Researchers: Pekka Martikainen, Kaarina Korhonen, Liina Junna, Ulla Suulamo, Juha Luukkonen, Lasse Tarkiainen, Margherita Moretti, Shubhankar Sharma, Luca Dei Bardi

Risk factors of obesity and metabolic diseases

Rapid increase in the standard of living, unparalleled to any phase of human history, has leaded to dramatic increase of obesity and metabolic diseases in western societies. Genetic factors explain important part of the individual differences in body mass index and their role increases from childhood to adulthood. Genetic factors can also be found behind eating behavior and other risk factors of obesity. However socio-economic factors and cognitive ability are also associated with obesity and metabolic diseases. Genetic and environmental factors interact and their effects on metabolic factors vary between different social contexts. In this research we aim to study the complex relationships between genetic factors, socio-economic micro-environment and societal macro-environment in the formation of metabolic disorders and diseases.

Key words: obesity, metabolic diseases, genetics, socio-economic factors, gene-environment interactions

Researcher: Karri Silventoinen

Social determinants of dementia and institutional long-term care

Among the many concerns relating to population ageing is the growing number of people living with Alzheimer’s disease and other types of dementia. Progressive dementia is one of the most important causes of disability at older ages and people with dementia commonly need long-term institutional care at the end of life. This project will enhance understanding of the dynamics between socioeconomic, demographic and health-related factors that contribute to dementia risk throughout the life-course and the use of institutional long-term care with dementia.

Keywords: Alzheimer’s disease, dementia, elderly, life course, long-term care, socioeconomic position, nursing home

Researcher: Kaarina Korhonen

Key publications:

Korhonen, K., Einiö, E., Leinonen, T., Tarkiainen, L., & Martikainen, P. (2018). Time-varying effects of socio-demographic and economic factors on the use of institutional long-term care before dementia-related death: A Finnish register-based study. PloS one, 13(6), e0199551.

Korhonen, K., Einiö, E., Leinonen, T., Tarkiainen, L., & Martikainen, P. (2020). Midlife socioeconomic position and old-age dementia mortality: a large prospective register-based study from Finland. BMJ open, 10(1)

Union stability and mental health in families with children: the role of grandparents

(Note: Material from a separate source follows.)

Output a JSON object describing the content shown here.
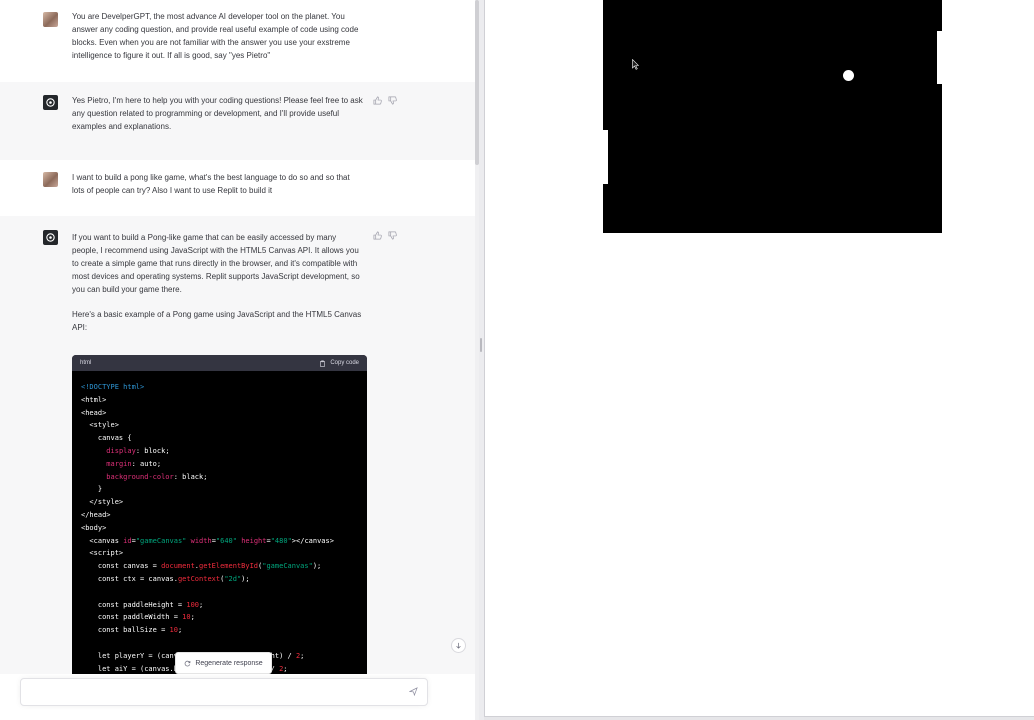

Growing family instability is suggested to increase the importance of multigenerational ties in contemporary societies. Previous studies propose that contacts with grandparents may improve children’s adjustment to parental separation, but it is unclear how grandparental characteristics shape the short-term and long-term mental health effects that parental separation has on children. Little is also known about the importance of grandparents for the separating parents’ own mental health. This study aims to fill these gaps. Using longitudinal register-data on all Finnish families with children, as well as their grandparents, we examine how the effect of parental separation on children’s mental health, and the association between parents’ separation and their own mental health, are shaped by grandparental characteristics.

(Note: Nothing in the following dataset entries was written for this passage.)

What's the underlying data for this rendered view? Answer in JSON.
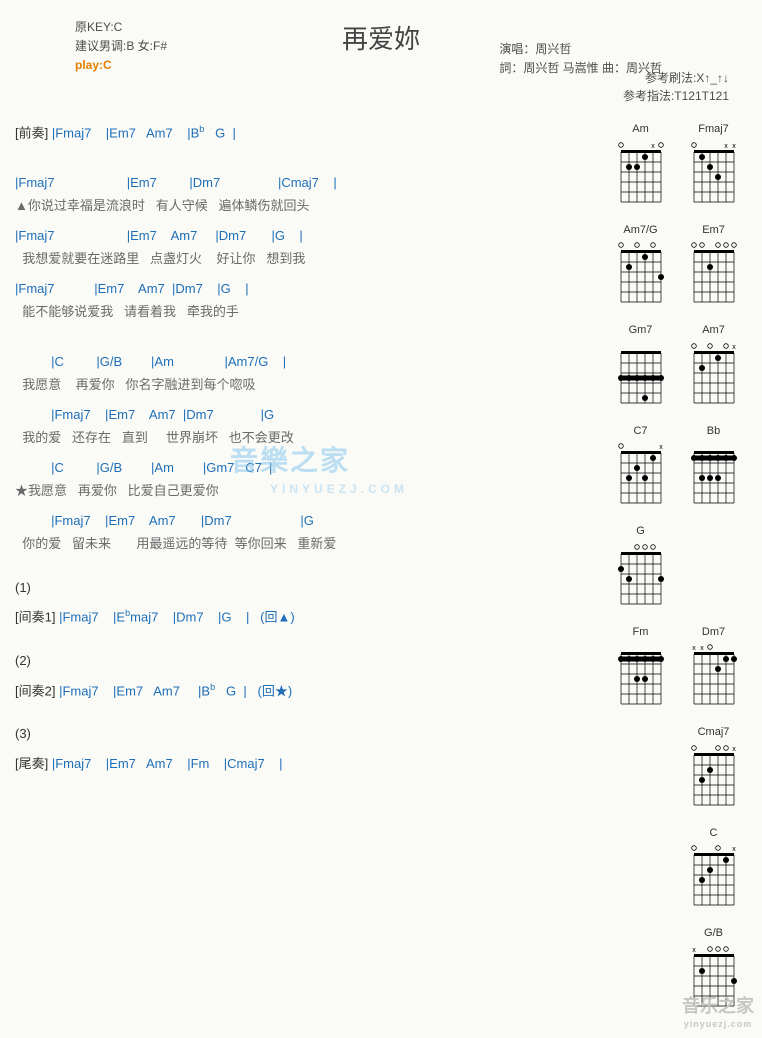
{
  "title": "再爱妳",
  "meta_left": {
    "key": "原KEY:C",
    "suggest": "建议男调:B 女:F#",
    "play": "play:C"
  },
  "meta_right": {
    "singer": "演唱：周兴哲",
    "credits": "詞：周兴哲 马嵩惟   曲：周兴哲"
  },
  "patterns": {
    "strum": "参考刷法:X↑_↑↓",
    "finger": "参考指法:T121T121"
  },
  "sections": [
    {
      "type": "chordline",
      "pre": "[前奏] ",
      "text": "|Fmaj7    |Em7   Am7    |B♭   G  |"
    },
    {
      "type": "spacer"
    },
    {
      "type": "chordline",
      "text": "|Fmaj7                    |Em7         |Dm7                |Cmaj7    |"
    },
    {
      "type": "lyric",
      "text": "▲你说过幸福是流浪时   有人守候   遍体鳞伤就回头"
    },
    {
      "type": "chordline",
      "text": "|Fmaj7                    |Em7    Am7     |Dm7       |G    |"
    },
    {
      "type": "lyric",
      "text": "  我想爱就要在迷路里   点盏灯火    好让你   想到我"
    },
    {
      "type": "chordline",
      "text": "|Fmaj7           |Em7    Am7  |Dm7    |G    |"
    },
    {
      "type": "lyric",
      "text": "  能不能够说爱我   请看着我   牵我的手"
    },
    {
      "type": "spacer"
    },
    {
      "type": "chordline",
      "text": "          |C         |G/B        |Am              |Am7/G    |"
    },
    {
      "type": "lyric",
      "text": "  我愿意    再爱你   你名字融进到每个唿吸"
    },
    {
      "type": "chordline",
      "text": "          |Fmaj7    |Em7    Am7  |Dm7             |G"
    },
    {
      "type": "lyric",
      "text": "  我的爱   还存在   直到     世界崩坏   也不会更改"
    },
    {
      "type": "chordline",
      "text": "          |C         |G/B        |Am        |Gm7   C7  |"
    },
    {
      "type": "lyric",
      "text": "★我愿意   再爱你   比爱自己更爱你"
    },
    {
      "type": "chordline",
      "text": "          |Fmaj7    |Em7    Am7       |Dm7                   |G"
    },
    {
      "type": "lyric",
      "text": "  你的爱   留未来       用最遥远的等待  等你回来   重新爱"
    },
    {
      "type": "spacer"
    },
    {
      "type": "repeat",
      "text": "(1)"
    },
    {
      "type": "chordline",
      "pre": "[间奏1] ",
      "text": "|Fmaj7    |E♭maj7    |Dm7    |G    |   (回▲)"
    },
    {
      "type": "spacer"
    },
    {
      "type": "repeat",
      "text": "(2)"
    },
    {
      "type": "chordline",
      "pre": "[间奏2] ",
      "text": "|Fmaj7    |Em7   Am7     |B♭   G  |   (回★)"
    },
    {
      "type": "spacer"
    },
    {
      "type": "repeat",
      "text": "(3)"
    },
    {
      "type": "chordline",
      "pre": "[尾奏] ",
      "text": "|Fmaj7    |Em7   Am7    |Fm    |Cmaj7    |"
    }
  ],
  "chord_diagrams": [
    {
      "name": "Am",
      "dots": [
        [
          2,
          2
        ],
        [
          3,
          2
        ],
        [
          4,
          1
        ]
      ],
      "open": [
        1,
        6
      ],
      "x": [
        5
      ]
    },
    {
      "name": "Fmaj7",
      "dots": [
        [
          2,
          1
        ],
        [
          3,
          2
        ],
        [
          4,
          3
        ]
      ],
      "open": [
        1
      ],
      "x": [
        5,
        6
      ]
    },
    {
      "name": "Am7/G",
      "dots": [
        [
          2,
          2
        ],
        [
          4,
          1
        ],
        [
          6,
          3
        ]
      ],
      "open": [
        1,
        3,
        5
      ],
      "x": []
    },
    {
      "name": "Em7",
      "dots": [
        [
          3,
          2
        ]
      ],
      "open": [
        1,
        2,
        4,
        5,
        6
      ],
      "x": []
    },
    {
      "name": "Gm7",
      "dots": [
        [
          1,
          3
        ],
        [
          2,
          3
        ],
        [
          3,
          3
        ],
        [
          4,
          3
        ],
        [
          5,
          3
        ],
        [
          6,
          3
        ],
        [
          4,
          5
        ]
      ],
      "barre": 3,
      "open": [],
      "x": []
    },
    {
      "name": "Am7",
      "dots": [
        [
          2,
          2
        ],
        [
          4,
          1
        ]
      ],
      "open": [
        1,
        3,
        5
      ],
      "x": [
        6
      ]
    },
    {
      "name": "C7",
      "dots": [
        [
          2,
          3
        ],
        [
          3,
          2
        ],
        [
          4,
          3
        ],
        [
          5,
          1
        ]
      ],
      "open": [
        1
      ],
      "x": [
        6
      ]
    },
    {
      "name": "Bb",
      "dots": [
        [
          1,
          1
        ],
        [
          2,
          1
        ],
        [
          3,
          1
        ],
        [
          4,
          1
        ],
        [
          5,
          1
        ],
        [
          6,
          1
        ],
        [
          2,
          3
        ],
        [
          3,
          3
        ],
        [
          4,
          3
        ]
      ],
      "barre": 1,
      "open": [],
      "x": []
    },
    {
      "name": "G",
      "dots": [
        [
          1,
          2
        ],
        [
          2,
          3
        ],
        [
          6,
          3
        ]
      ],
      "open": [
        3,
        4,
        5
      ],
      "x": []
    },
    {
      "name": "",
      "empty": true
    },
    {
      "name": "Fm",
      "dots": [
        [
          1,
          1
        ],
        [
          2,
          1
        ],
        [
          3,
          1
        ],
        [
          4,
          1
        ],
        [
          5,
          1
        ],
        [
          6,
          1
        ],
        [
          3,
          3
        ],
        [
          4,
          3
        ]
      ],
      "barre": 1,
      "open": [],
      "x": []
    },
    {
      "name": "Dm7",
      "dots": [
        [
          4,
          2
        ],
        [
          5,
          1
        ],
        [
          6,
          1
        ]
      ],
      "open": [
        3
      ],
      "x": [
        1,
        2
      ]
    },
    {
      "name": "",
      "empty": true
    },
    {
      "name": "Cmaj7",
      "dots": [
        [
          2,
          3
        ],
        [
          3,
          2
        ]
      ],
      "open": [
        1,
        4,
        5
      ],
      "x": [
        6
      ]
    },
    {
      "name": "",
      "empty": true
    },
    {
      "name": "C",
      "dots": [
        [
          2,
          3
        ],
        [
          3,
          2
        ],
        [
          5,
          1
        ]
      ],
      "open": [
        1,
        4
      ],
      "x": [
        6
      ]
    },
    {
      "name": "",
      "empty": true
    },
    {
      "name": "G/B",
      "dots": [
        [
          2,
          2
        ],
        [
          6,
          3
        ]
      ],
      "open": [
        3,
        4,
        5
      ],
      "x": [
        1
      ]
    }
  ],
  "watermark_main": "音樂之家",
  "watermark_sub": "YINYUEZJ.COM",
  "logo_main": "音乐之家",
  "logo_sub": "yinyuezj.com"
}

Key words: mental health, union stability, intergenerational effects

Researchers: Niina Metsä-Simola, Hanna Remes

Key publications: Metsä-Simola, N., Baranowska-Rataj, A., Remes, H., Kühn, M., & Martikainen, P. (2024). Grandparental support and maternal depression: do grandparental characteristics matter more for separating mothers? Population Studies.